Here is the link to the full comic: Final Web Comic
The current possibilities of my webcomic include scrolling down a single file group of two scenes where multiple parts of the comic can be analyzed at once. Viewers also have the option of clicking on each comic to see each scene up closure and clicking from the left or right to move to the next or current scene. The major limitation that I had to take into consideration was that on smaller devices, like my phone, not all of the images look perfectly clear even though I used high resolution.
WordPress did that by default and on a computer screen, all of the images look better. All of my scenes flow from left to right and top to bottom. My use of linguistic mode also helps to guide readers through the comic. My panels are very uniform because I used WordPress’ square grid option which made all the gutters equal and precise. Scott McCloud might say my comic is an interesting mix between real-life pixel-based graphics and cartoon settings.
I used photoshop to cut myself out of photos and then I placed those PSD filed into Illustrator where I created a vector-based setting. During my freshman year, I had a friend who would do this a lot just for fun. He would create funny cut-outs of himself to be silly and make people laugh.
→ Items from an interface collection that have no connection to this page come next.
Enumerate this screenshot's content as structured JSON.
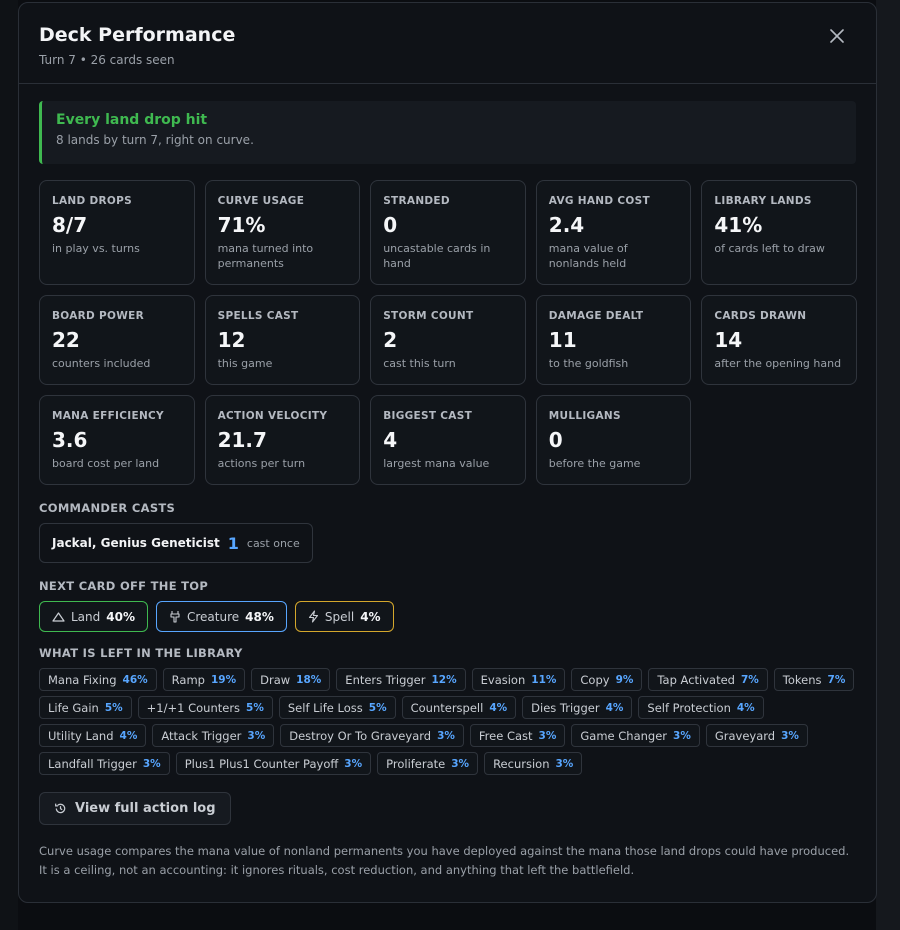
{
  "modal": {
    "title": "Deck Performance",
    "subtitle": "Turn 7 • 26 cards seen",
    "close_icon": "close-icon"
  },
  "banner": {
    "title": "Every land drop hit",
    "text": "8 lands by turn 7, right on curve.",
    "accent_color": "#3fb950"
  },
  "stats": [
    {
      "label": "LAND DROPS",
      "value": "8/7",
      "desc": "in play vs. turns"
    },
    {
      "label": "CURVE USAGE",
      "value": "71%",
      "desc": "mana turned into permanents"
    },
    {
      "label": "STRANDED",
      "value": "0",
      "desc": "uncastable cards in hand"
    },
    {
      "label": "AVG HAND COST",
      "value": "2.4",
      "desc": "mana value of nonlands held"
    },
    {
      "label": "LIBRARY LANDS",
      "value": "41%",
      "desc": "of cards left to draw"
    },
    {
      "label": "BOARD POWER",
      "value": "22",
      "desc": "counters included"
    },
    {
      "label": "SPELLS CAST",
      "value": "12",
      "desc": "this game"
    },
    {
      "label": "STORM COUNT",
      "value": "2",
      "desc": "cast this turn"
    },
    {
      "label": "DAMAGE DEALT",
      "value": "11",
      "desc": "to the goldfish"
    },
    {
      "label": "CARDS DRAWN",
      "value": "14",
      "desc": "after the opening hand"
    },
    {
      "label": "MANA EFFICIENCY",
      "value": "3.6",
      "desc": "board cost per land"
    },
    {
      "label": "ACTION VELOCITY",
      "value": "21.7",
      "desc": "actions per turn"
    },
    {
      "label": "BIGGEST CAST",
      "value": "4",
      "desc": "largest mana value"
    },
    {
      "label": "MULLIGANS",
      "value": "0",
      "desc": "before the game"
    }
  ],
  "commander": {
    "section_label": "COMMANDER CASTS",
    "name": "Jackal, Genius Geneticist",
    "count": "1",
    "note": "cast once"
  },
  "next_card": {
    "section_label": "NEXT CARD OFF THE TOP",
    "chips": [
      {
        "label": "Land",
        "pct": "40%",
        "icon": "mountain-icon",
        "color": "#3fb950"
      },
      {
        "label": "Creature",
        "pct": "48%",
        "icon": "creature-icon",
        "color": "#58a6ff"
      },
      {
        "label": "Spell",
        "pct": "4%",
        "icon": "lightning-icon",
        "color": "#d4a72c"
      }
    ]
  },
  "library": {
    "section_label": "WHAT IS LEFT IN THE LIBRARY",
    "tags": [
      {
        "label": "Mana Fixing",
        "pct": "46%"
      },
      {
        "label": "Ramp",
        "pct": "19%"
      },
      {
        "label": "Draw",
        "pct": "18%"
      },
      {
        "label": "Enters Trigger",
        "pct": "12%"
      },
      {
        "label": "Evasion",
        "pct": "11%"
      },
      {
        "label": "Copy",
        "pct": "9%"
      },
      {
        "label": "Tap Activated",
        "pct": "7%"
      },
      {
        "label": "Tokens",
        "pct": "7%"
      },
      {
        "label": "Life Gain",
        "pct": "5%"
      },
      {
        "label": "+1/+1 Counters",
        "pct": "5%"
      },
      {
        "label": "Self Life Loss",
        "pct": "5%"
      },
      {
        "label": "Counterspell",
        "pct": "4%"
      },
      {
        "label": "Dies Trigger",
        "pct": "4%"
      },
      {
        "label": "Self Protection",
        "pct": "4%"
      },
      {
        "label": "Utility Land",
        "pct": "4%"
      },
      {
        "label": "Attack Trigger",
        "pct": "3%"
      },
      {
        "label": "Destroy Or To Graveyard",
        "pct": "3%"
      },
      {
        "label": "Free Cast",
        "pct": "3%"
      },
      {
        "label": "Game Changer",
        "pct": "3%"
      },
      {
        "label": "Graveyard",
        "pct": "3%"
      },
      {
        "label": "Landfall Trigger",
        "pct": "3%"
      },
      {
        "label": "Plus1 Plus1 Counter Payoff",
        "pct": "3%"
      },
      {
        "label": "Proliferate",
        "pct": "3%"
      },
      {
        "label": "Recursion",
        "pct": "3%"
      }
    ]
  },
  "action_log_button": {
    "label": "View full action log",
    "icon": "history-icon"
  },
  "footnote": "Curve usage compares the mana value of nonland permanents you have deployed against the mana those land drops could have produced. It is a ceiling, not an accounting: it ignores rituals, cost reduction, and anything that left the battlefield."
}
Often times, people could very much relate to the scenes he made which is why they were such a hoot. I wanted to try this tactic out myself. I used WordPress for this comic because I liked the option of creating a square gride and then allowing users to click on each photo. I wouldn’t be able to code that with HTML and CSS in the time span/skill level I am currently at.
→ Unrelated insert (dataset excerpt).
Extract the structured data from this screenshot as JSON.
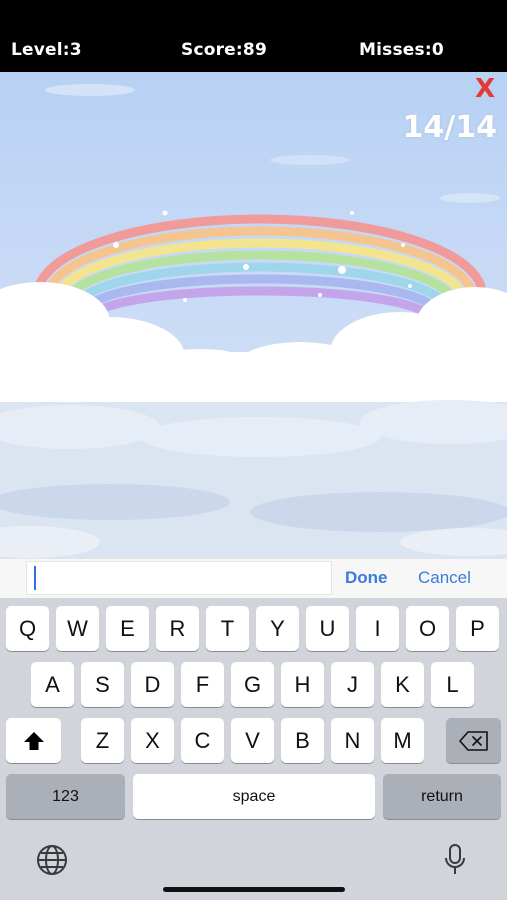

WordPress doesn’t display Adobe files or PDF’s so I uploaded high-quality 1200X1200 pixel JPG’s that I exported for Adobe Ai. I learned more about exporting settings in both Illustrator and Photoshop. There are so many options and I had a few questions about image quality and why resolution requirements change depending on the situation.